Activity:
Copy out the entries exactly. Print them in full.

'''

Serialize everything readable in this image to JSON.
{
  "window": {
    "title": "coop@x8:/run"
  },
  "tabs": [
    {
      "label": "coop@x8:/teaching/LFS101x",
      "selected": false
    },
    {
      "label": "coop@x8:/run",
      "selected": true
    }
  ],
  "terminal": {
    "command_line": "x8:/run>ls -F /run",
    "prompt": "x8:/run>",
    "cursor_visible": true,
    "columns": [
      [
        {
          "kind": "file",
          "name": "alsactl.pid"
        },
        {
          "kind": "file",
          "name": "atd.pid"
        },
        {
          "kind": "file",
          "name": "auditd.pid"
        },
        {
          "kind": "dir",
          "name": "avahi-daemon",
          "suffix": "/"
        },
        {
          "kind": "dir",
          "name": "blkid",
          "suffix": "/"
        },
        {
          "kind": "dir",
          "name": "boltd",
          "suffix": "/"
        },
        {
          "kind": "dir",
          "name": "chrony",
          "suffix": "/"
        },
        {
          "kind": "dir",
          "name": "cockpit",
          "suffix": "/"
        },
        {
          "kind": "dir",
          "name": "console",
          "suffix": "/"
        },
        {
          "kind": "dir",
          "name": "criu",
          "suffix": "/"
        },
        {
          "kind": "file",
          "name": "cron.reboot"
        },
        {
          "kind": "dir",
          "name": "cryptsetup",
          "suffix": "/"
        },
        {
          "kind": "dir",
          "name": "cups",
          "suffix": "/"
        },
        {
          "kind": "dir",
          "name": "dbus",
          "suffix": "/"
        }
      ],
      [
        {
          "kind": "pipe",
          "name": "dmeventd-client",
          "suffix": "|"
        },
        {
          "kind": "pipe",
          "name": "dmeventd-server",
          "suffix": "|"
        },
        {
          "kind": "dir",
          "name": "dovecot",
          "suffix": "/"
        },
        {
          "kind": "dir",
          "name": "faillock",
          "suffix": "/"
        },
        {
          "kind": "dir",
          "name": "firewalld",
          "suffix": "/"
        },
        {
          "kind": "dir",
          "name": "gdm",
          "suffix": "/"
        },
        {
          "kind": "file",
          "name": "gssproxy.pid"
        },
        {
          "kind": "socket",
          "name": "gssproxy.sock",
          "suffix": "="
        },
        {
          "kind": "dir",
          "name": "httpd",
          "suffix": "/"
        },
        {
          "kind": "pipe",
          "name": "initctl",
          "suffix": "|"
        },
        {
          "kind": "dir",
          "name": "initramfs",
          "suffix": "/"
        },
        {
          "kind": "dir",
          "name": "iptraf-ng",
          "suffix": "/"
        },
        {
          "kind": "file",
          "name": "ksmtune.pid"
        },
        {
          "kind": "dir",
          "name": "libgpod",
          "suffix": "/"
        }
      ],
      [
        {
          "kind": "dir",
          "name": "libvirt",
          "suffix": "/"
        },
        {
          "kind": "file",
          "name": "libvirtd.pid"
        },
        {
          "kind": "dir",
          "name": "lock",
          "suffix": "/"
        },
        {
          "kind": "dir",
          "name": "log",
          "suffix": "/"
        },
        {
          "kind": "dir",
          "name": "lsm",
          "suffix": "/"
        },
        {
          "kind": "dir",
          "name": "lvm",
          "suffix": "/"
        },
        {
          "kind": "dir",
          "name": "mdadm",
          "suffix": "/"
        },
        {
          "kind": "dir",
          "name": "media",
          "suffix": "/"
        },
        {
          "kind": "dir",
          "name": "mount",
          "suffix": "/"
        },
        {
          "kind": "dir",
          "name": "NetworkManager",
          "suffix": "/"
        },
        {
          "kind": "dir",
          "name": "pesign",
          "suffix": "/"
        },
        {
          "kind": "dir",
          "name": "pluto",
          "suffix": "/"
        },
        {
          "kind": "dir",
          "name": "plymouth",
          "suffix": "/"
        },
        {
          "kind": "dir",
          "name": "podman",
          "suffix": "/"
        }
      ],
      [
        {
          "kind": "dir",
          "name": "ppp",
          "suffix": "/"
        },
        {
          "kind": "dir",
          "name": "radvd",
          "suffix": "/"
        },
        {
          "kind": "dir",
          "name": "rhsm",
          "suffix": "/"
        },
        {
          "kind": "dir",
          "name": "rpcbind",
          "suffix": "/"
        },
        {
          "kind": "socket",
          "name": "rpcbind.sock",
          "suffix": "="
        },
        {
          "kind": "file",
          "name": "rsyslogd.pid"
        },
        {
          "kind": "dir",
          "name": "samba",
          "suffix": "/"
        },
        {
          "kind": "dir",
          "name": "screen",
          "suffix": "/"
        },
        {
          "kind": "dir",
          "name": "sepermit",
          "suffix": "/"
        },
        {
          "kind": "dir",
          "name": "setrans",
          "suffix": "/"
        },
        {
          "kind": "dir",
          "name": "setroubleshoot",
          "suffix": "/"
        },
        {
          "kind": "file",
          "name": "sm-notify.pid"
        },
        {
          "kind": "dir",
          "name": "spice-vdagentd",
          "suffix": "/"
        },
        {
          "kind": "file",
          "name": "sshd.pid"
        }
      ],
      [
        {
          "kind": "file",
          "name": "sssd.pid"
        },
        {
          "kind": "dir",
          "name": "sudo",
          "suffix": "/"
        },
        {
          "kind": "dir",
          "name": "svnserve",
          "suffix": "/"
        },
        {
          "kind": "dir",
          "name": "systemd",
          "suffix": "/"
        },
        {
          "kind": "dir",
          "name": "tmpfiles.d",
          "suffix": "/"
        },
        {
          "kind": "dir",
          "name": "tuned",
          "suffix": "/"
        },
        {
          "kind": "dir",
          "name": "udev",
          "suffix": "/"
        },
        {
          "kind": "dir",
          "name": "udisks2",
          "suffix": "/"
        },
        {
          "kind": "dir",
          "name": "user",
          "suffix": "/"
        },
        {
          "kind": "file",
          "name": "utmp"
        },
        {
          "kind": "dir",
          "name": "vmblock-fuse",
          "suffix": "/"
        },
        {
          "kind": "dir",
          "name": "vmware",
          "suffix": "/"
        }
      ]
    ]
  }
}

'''

Answer section:
Serialize everything readable in this image to JSON.
{
  "window": {
    "title": "coop@x8:/run"
  },
  "tabs": [
    {
      "label": "coop@x8:/teaching/LFS101x",
      "selected": false
    },
    {
      "label": "coop@x8:/run",
      "selected": true
    }
  ],
  "terminal": {
    "command_line": "x8:/run>ls -F /run",
    "prompt": "x8:/run>",
    "cursor_visible": true,
    "columns": [
      [
        {
          "kind": "file",
          "name": "alsactl.pid"
        },
        {
          "kind": "file",
          "name": "atd.pid"
        },
        {
          "kind": "file",
          "name": "auditd.pid"
        },
        {
          "kind": "dir",
          "name": "avahi-daemon",
          "suffix": "/"
        },
        {
          "kind": "dir",
          "name": "blkid",
          "suffix": "/"
        },
        {
          "kind": "dir",
          "name": "boltd",
          "suffix": "/"
        },
        {
          "kind": "dir",
          "name": "chrony",
          "suffix": "/"
        },
        {
          "kind": "dir",
          "name": "cockpit",
          "suffix": "/"
        },
        {
          "kind": "dir",
          "name": "console",
          "suffix": "/"
        },
        {
          "kind": "dir",
          "name": "criu",
          "suffix": "/"
        },
        {
          "kind": "file",
          "name": "cron.reboot"
        },
        {
          "kind": "dir",
          "name": "cryptsetup",
          "suffix": "/"
        },
        {
          "kind": "dir",
          "name": "cups",
          "suffix": "/"
        },
        {
          "kind": "dir",
          "name": "dbus",
          "suffix": "/"
        }
      ],
      [
        {
          "kind": "pipe",
          "name": "dmeventd-client",
          "suffix": "|"
        },
        {
          "kind": "pipe",
          "name": "dmeventd-server",
          "suffix": "|"
        },
        {
          "kind": "dir",
          "name": "dovecot",
          "suffix": "/"
        },
        {
          "kind": "dir",
          "name": "faillock",
          "suffix": "/"
        },
        {
          "kind": "dir",
          "name": "firewalld",
          "suffix": "/"
        },
        {
          "kind": "dir",
          "name": "gdm",
          "suffix": "/"
        },
        {
          "kind": "file",
          "name": "gssproxy.pid"
        },
        {
          "kind": "socket",
          "name": "gssproxy.sock",
          "suffix": "="
        },
        {
          "kind": "dir",
          "name": "httpd",
          "suffix": "/"
        },
        {
          "kind": "pipe",
          "name": "initctl",
          "suffix": "|"
        },
        {
          "kind": "dir",
          "name": "initramfs",
          "suffix": "/"
        },
        {
          "kind": "dir",
          "name": "iptraf-ng",
          "suffix": "/"
        },
        {
          "kind": "file",
          "name": "ksmtune.pid"
        },
        {
          "kind": "dir",
          "name": "libgpod",
          "suffix": "/"
        }
      ],
      [
        {
          "kind": "dir",
          "name": "libvirt",
          "suffix": "/"
        },
        {
          "kind": "file",
          "name": "libvirtd.pid"
        },
        {
          "kind": "dir",
          "name": "lock",
          "suffix": "/"
        },
        {
          "kind": "dir",
          "name": "log",
          "suffix": "/"
        },
        {
          "kind": "dir",
          "name": "lsm",
          "suffix": "/"
        },
        {
          "kind": "dir",
          "name": "lvm",
          "suffix": "/"
        },
        {
          "kind": "dir",
          "name": "mdadm",
          "suffix": "/"
        },
        {
          "kind": "dir",
          "name": "media",
          "suffix": "/"
        },
        {
          "kind": "dir",
          "name": "mount",
          "suffix": "/"
        },
        {
          "kind": "dir",
          "name": "NetworkManager",
          "suffix": "/"
        },
        {
          "kind": "dir",
          "name": "pesign",
          "suffix": "/"
        },
        {
          "kind": "dir",
          "name": "pluto",
          "suffix": "/"
        },
        {
          "kind": "dir",
          "name": "plymouth",
          "suffix": "/"
        },
        {
          "kind": "dir",
          "name": "podman",
          "suffix": "/"
        }
      ],
      [
        {
          "kind": "dir",
          "name": "ppp",
          "suffix": "/"
        },
        {
          "kind": "dir",
          "name": "radvd",
          "suffix": "/"
        },
        {
          "kind": "dir",
          "name": "rhsm",
          "suffix": "/"
        },
        {
          "kind": "dir",
          "name": "rpcbind",
          "suffix": "/"
        },
        {
          "kind": "socket",
          "name": "rpcbind.sock",
          "suffix": "="
        },
        {
          "kind": "file",
          "name": "rsyslogd.pid"
        },
        {
          "kind": "dir",
          "name": "samba",
          "suffix": "/"
        },
        {
          "kind": "dir",
          "name": "screen",
          "suffix": "/"
        },
        {
          "kind": "dir",
          "name": "sepermit",
          "suffix": "/"
        },
        {
          "kind": "dir",
          "name": "setrans",
          "suffix": "/"
        },
        {
          "kind": "dir",
          "name": "setroubleshoot",
          "suffix": "/"
        },
        {
          "kind": "file",
          "name": "sm-notify.pid"
        },
        {
          "kind": "dir",
          "name": "spice-vdagentd",
          "suffix": "/"
        },
        {
          "kind": "file",
          "name": "sshd.pid"
        }
      ],
      [
        {
          "kind": "file",
          "name": "sssd.pid"
        },
        {
          "kind": "dir",
          "name": "sudo",
          "suffix": "/"
        },
        {
          "kind": "dir",
          "name": "svnserve",
          "suffix": "/"
        },
        {
          "kind": "dir",
          "name": "systemd",
          "suffix": "/"
        },
        {
          "kind": "dir",
          "name": "tmpfiles.d",
          "suffix": "/"
        },
        {
          "kind": "dir",
          "name": "tuned",
          "suffix": "/"
        },
        {
          "kind": "dir",
          "name": "udev",
          "suffix": "/"
        },
        {
          "kind": "dir",
          "name": "udisks2",
          "suffix": "/"
        },
        {
          "kind": "dir",
          "name": "user",
          "suffix": "/"
        },
        {
          "kind": "file",
          "name": "utmp"
        },
        {
          "kind": "dir",
          "name": "vmblock-fuse",
          "suffix": "/"
        },
        {
          "kind": "dir",
          "name": "vmware",
          "suffix": "/"
        }
      ]
    ]
  }
}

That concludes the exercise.